Improved optomechanical interactions for quantum technologies: from hybrid membranes to optical levitation

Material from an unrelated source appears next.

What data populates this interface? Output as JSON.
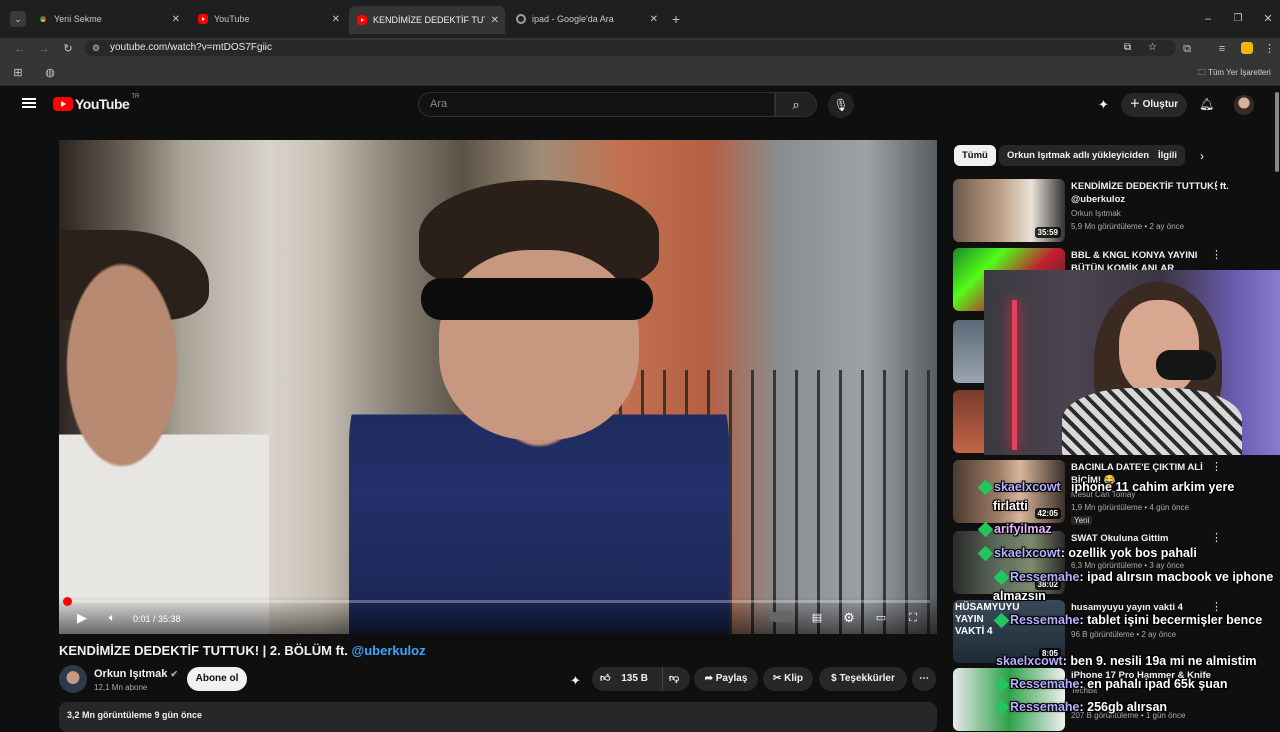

Cavity optomechanics reached remarkable success in coupling optical and mechanical degrees of freedom. The standard mechanism relies on dispersive interaction wherein a cavity mode acquires a frequency shift proportional to the mechanical displacement. Efficient coupling is, however, often impeded by large cavity decay rates or strong heating of the mechanical element by optical absorption. In this talk, I will present two strategies to circumvent this problem. In the first one, a membrane doped with an ensemble of two-level emitters or patterned with a photonic-crystal structure is used as a mechanical element. The hybridization of the cavity mode with the membrane’s internal resonance leads to a modified response, resulting in an effective narrow cavity linewidth. I will show how such systems can be described quantum mechanically and discuss how optomechanical sideband cooling can be improved by the presence of the internal resonance. Second, I will discuss optomechanics with levitated particles and show how coherent scattering can be used to generate strong mechanical squeezing. In this system, the standard dispersive interaction is replaced by scattering of the trapping beam into an empty cavity mode. This process can result in strong, controllable coupling between the cavity mode and the motion of the particle with minimal absorption heating. I will also briefly outline how this type of interaction can be used to engineer coupling between different center-of-mass modes of the particle allowing, in principle, full optomechanical control of the particle motion.